I tried to find a link to all of the authors in A Forest of Dreams. As you see below, I couldn’t find them all.
Allan B Anderson: The Trouble with Dragons: This is a funny and cute story all about perspective. In The Trouble With Dragons we find a dragon, a town and knights.
Rose Blackthorn: When Darkness Falls, The Light: Flint Harmattan walks into the camp of Zaelryn and Vaeryn. Vaeryn is suffering from PTSD (an almost constant dissociation). Zaelryn makes sure she stays alive.
Cynthia Booth & Roy C Booth: Trespassers: Jenny, who is on her way to a job, stops at a cafè when her car becomes unsafe to drive. She is offered a ride to a safe place to stay.

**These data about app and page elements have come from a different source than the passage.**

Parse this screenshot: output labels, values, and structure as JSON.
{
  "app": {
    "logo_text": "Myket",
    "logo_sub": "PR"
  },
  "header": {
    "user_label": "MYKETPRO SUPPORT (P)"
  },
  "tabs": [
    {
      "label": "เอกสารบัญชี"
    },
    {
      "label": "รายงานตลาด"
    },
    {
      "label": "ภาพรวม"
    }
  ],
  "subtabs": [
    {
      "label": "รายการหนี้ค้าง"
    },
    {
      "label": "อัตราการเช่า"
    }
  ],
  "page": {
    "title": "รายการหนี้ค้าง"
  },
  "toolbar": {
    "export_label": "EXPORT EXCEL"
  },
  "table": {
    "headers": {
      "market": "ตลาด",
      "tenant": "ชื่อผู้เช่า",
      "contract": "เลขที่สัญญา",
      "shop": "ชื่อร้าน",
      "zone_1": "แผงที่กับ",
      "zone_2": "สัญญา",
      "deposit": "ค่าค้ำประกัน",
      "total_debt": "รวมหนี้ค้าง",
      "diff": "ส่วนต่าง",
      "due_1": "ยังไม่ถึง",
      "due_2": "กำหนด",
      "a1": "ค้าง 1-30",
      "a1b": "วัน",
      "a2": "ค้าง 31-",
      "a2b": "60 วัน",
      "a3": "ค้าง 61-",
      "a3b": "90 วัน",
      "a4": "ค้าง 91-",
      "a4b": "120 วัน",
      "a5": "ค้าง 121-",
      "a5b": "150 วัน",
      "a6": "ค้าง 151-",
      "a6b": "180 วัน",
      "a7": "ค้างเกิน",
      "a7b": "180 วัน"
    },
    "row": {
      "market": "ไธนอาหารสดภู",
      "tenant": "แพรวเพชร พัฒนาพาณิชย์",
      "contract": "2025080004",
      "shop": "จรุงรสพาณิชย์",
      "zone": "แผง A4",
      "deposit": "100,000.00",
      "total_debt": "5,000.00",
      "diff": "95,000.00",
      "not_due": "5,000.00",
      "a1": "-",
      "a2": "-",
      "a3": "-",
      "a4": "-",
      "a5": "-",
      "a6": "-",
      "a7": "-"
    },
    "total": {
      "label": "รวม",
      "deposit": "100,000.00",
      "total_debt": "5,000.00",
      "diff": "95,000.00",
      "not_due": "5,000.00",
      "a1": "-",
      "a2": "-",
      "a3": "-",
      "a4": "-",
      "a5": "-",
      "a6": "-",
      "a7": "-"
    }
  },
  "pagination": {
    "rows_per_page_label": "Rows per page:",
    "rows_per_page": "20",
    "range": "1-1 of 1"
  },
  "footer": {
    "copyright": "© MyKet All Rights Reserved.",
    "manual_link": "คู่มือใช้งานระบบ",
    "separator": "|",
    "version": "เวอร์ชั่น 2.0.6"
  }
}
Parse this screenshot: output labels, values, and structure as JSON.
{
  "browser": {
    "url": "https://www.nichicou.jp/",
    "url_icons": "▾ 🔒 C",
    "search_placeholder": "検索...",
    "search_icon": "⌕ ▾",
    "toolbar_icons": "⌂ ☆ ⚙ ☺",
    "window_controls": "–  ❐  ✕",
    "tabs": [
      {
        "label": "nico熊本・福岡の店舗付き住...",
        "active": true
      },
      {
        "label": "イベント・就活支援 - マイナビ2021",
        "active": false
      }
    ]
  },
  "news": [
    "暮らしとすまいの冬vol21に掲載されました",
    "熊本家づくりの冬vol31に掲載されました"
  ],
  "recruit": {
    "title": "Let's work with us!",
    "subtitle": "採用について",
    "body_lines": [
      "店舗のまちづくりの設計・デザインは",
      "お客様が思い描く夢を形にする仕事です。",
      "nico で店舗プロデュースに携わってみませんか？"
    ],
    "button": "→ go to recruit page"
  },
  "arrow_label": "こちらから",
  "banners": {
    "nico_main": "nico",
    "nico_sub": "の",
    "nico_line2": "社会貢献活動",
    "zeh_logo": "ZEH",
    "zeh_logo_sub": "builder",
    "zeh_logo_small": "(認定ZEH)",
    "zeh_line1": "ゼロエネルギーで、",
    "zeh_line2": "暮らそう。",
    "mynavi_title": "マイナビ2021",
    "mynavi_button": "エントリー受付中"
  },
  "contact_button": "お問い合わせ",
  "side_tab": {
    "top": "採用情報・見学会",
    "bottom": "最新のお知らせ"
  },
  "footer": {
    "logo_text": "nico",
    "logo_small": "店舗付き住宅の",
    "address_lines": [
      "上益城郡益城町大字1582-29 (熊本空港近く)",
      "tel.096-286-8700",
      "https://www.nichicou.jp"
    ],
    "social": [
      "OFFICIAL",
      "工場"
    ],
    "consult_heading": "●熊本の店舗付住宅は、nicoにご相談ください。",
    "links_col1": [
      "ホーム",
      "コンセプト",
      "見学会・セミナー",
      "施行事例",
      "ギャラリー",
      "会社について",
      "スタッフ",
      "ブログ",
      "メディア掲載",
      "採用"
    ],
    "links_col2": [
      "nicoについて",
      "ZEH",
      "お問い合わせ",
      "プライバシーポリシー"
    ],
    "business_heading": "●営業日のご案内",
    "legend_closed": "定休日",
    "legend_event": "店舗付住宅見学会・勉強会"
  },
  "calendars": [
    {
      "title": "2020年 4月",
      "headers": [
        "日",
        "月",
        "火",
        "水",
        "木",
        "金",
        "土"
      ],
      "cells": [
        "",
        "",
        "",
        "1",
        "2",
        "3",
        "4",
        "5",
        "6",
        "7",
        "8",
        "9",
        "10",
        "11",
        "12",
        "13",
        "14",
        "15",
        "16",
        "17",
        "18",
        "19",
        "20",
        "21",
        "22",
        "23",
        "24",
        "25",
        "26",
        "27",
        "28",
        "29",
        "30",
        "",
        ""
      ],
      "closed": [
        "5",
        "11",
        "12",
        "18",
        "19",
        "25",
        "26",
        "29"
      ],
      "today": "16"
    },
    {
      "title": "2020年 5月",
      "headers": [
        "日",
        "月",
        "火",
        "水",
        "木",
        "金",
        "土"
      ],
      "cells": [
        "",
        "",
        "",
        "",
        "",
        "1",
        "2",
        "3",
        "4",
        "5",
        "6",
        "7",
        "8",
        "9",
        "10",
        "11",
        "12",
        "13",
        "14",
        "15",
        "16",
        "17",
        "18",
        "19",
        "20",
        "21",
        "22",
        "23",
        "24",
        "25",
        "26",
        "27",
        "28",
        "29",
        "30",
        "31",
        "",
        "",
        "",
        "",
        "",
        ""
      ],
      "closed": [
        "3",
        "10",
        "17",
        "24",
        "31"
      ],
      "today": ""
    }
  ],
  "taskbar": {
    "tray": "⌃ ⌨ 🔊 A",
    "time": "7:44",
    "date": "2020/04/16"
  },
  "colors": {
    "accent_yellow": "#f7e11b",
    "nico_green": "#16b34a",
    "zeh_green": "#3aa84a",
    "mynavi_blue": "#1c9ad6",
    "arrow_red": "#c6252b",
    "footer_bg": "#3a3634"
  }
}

Dave D. Burgh: The Bell: This is a really great and strange take on eternal life. Uldo and Emin are fun characters.
Jesse Duckworth: Runaway Clydesdale: A two-headed man, by the name of Clyde and Dale, is an exhibit at a freak show. He grows tired of this life and decides to run away.
Mani Fadn: Songs For Dead Hearts: People getting what they ask for isn’t always a good thing. Poor “young man” (all we ever know him as). A victim of his own abilities and the fickleness of the other villagers.

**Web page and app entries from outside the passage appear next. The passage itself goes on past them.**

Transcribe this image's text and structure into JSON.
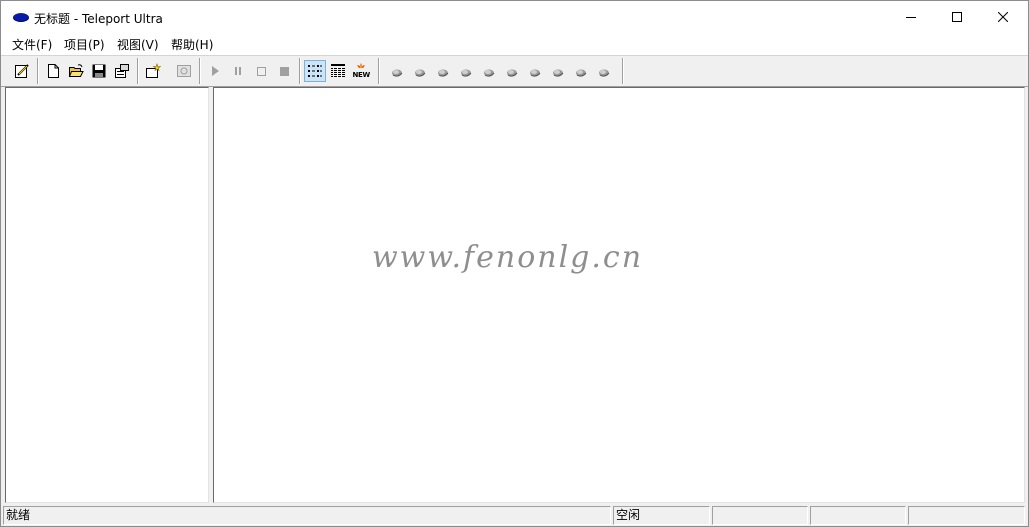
{
  "window": {
    "title": "无标题 - Teleport Ultra",
    "icon": "app-ellipse-icon",
    "controls": [
      "minimize-icon",
      "maximize-icon",
      "close-icon"
    ]
  },
  "menu": [
    {
      "id": "file",
      "label": "文件(F)"
    },
    {
      "id": "project",
      "label": "项目(P)"
    },
    {
      "id": "view",
      "label": "视图(V)"
    },
    {
      "id": "help",
      "label": "帮助(H)"
    }
  ],
  "toolbar": {
    "groups": [
      [
        "edit-icon"
      ],
      [
        "new-file-icon",
        "open-folder-icon",
        "save-icon",
        "properties-icon"
      ],
      [
        "new-address-icon",
        "find-icon"
      ],
      [
        "start-icon",
        "pause-icon",
        "stop-icon",
        "stop-all-icon"
      ],
      [
        "list-view-icon",
        "detail-view-icon",
        "new-badge-icon"
      ],
      [
        "status-light-icon"
      ]
    ],
    "status_light_count": 10
  },
  "watermark": "www.fenonlg.cn",
  "statusbar": {
    "ready": "就绪",
    "state": "空闲"
  },
  "colors": {
    "app_icon": "#0a1aa8",
    "toolbar_bg": "#f0f0f0",
    "active_button": "#cce4f7"
  }
}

Jan Goeb: Accounting for Change: Here we find a tale that is about the first days of vampire life.
R.A.M. Graham: Dancing Doll: RAM Graham was the reason I bought A Forest of Dreams. I loved her story about Gwenmere. Dancing Doll surprised me. I love that. A little girl REALLY tries to listen to what her mother has told her to do. She really does. But we all know how tempting some things can be.
Rick Hipps: Squire William’s New Charge: What a great squire to have. Squire Williams is cast in the “teen-ager doing something his elders aren’t able to” role. Squire William’s New Charge is a fairly dark fairy-tale.

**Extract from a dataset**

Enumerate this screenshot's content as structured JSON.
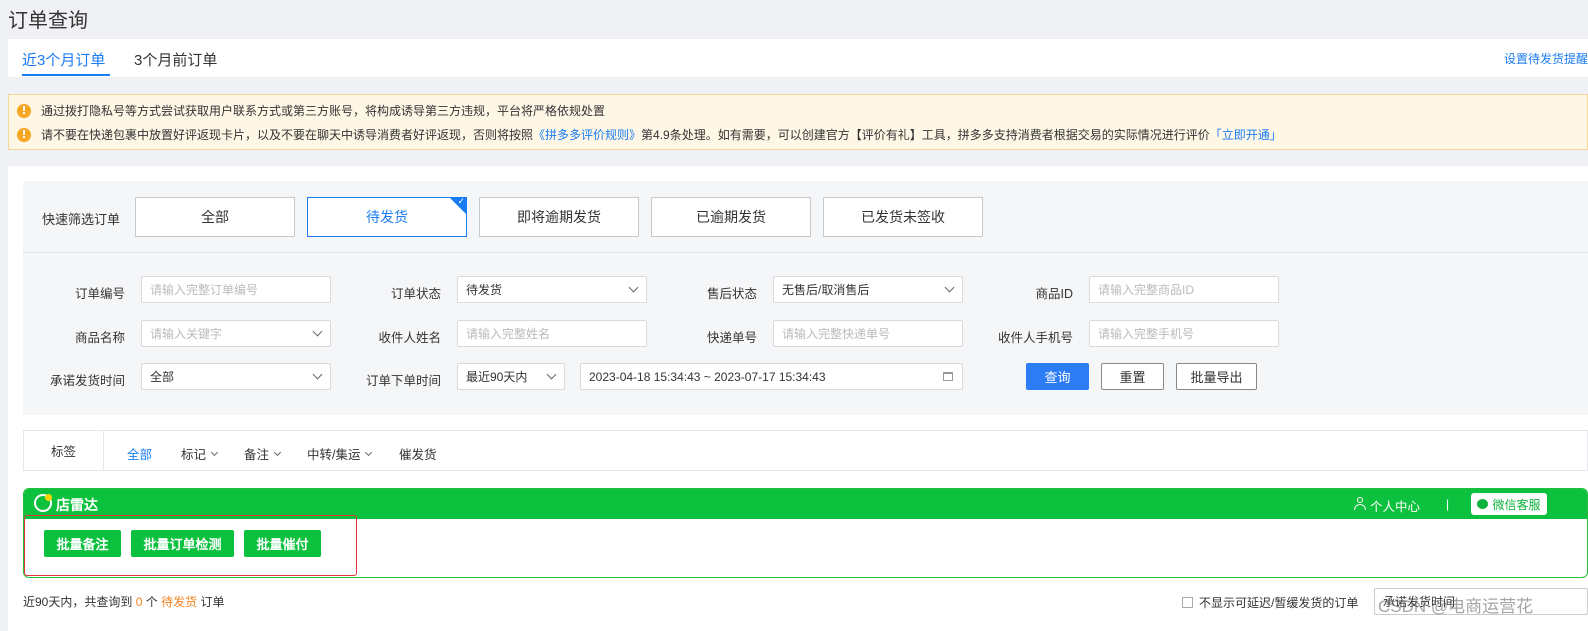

Axel Kohagen: Mudwife: I like these slightly creepy stories about consequences. Perhaps it could be said about this story that one should not trust first impressions and maybe even that it might pay sometimes to be less curious.
R. Scott McCoy: Only a Nightmare: Only a Nightmare is hilarious and creepy. Once again, things did not turn out how I expected.
Verna McKinnon: Dragon Toast: Dragon Toast is about the life of familiars and a dragon baby. It is adorable. Tupa is the cutest familiar ever. There is magic, action and adventure. My call is that Dragon Toast is a children’s story.
Angela Meadon: Intrepid Dawn. Not a children’s tale. Nope. More for the Young Adults who are able to read dark stories about monsters from the depths of the ocean.
Michael Merriam: All the Leaves Your Bed. I loved this little story about death, environmentalism and tree-magic.
Druscilla Morgan: The Last Unicorn: This is the story of the bunch that fit me the least. Rufus Armstrong is in charge of what appears to be a dangerous horse with a bump on its forehead.
James Pratt: King Kong Died for Your Sins. Oh my god. King Kong Died for Your Sins is a perfect portrayal of certain parts of our society. James Pratt nailed it. Absolutely hilarious.
Dyfedd Rex: Weapon of Mass Demoralization Test: Another story that I really liked. We get jaded old hunters, the military, overconfident magic-users, succubi and nuns.
Maggie Secara: Jack’s Day Out: We meet an old story-book character some years after the event. Jack and his brother Perian are on their way to visit the Lady when Perian disappears. Some of the other characters from the old story turn up as well.
Daminsen Shentay: In the Weft: Some shopkeepers are a little more dangerous to rob than other shopkeepers. Mitch should have been more careful about checking out the details of this job before agreeing to take it.
Most of these short stories were really great. There were two or three that didn’t fit me all that well, but I imagine they were still well-written. I find it difficult to know if a story that does not fit me is well-written. However, I do recommend A Forest of Dreams if nothing else but for Graham, Merriman, Rex, McCoy and Burgh’s stories. Those were my favorites.
2 thoughts on “Anderson, Blackthorn & al: A Forest of Dreams (Edited by Roy C. Booth) (2014)”
Looks like a lot of great reference to dragon literature. I never really understood the appeal of dragons. Maybe you could talk about that sometime.
That is an interesting thought.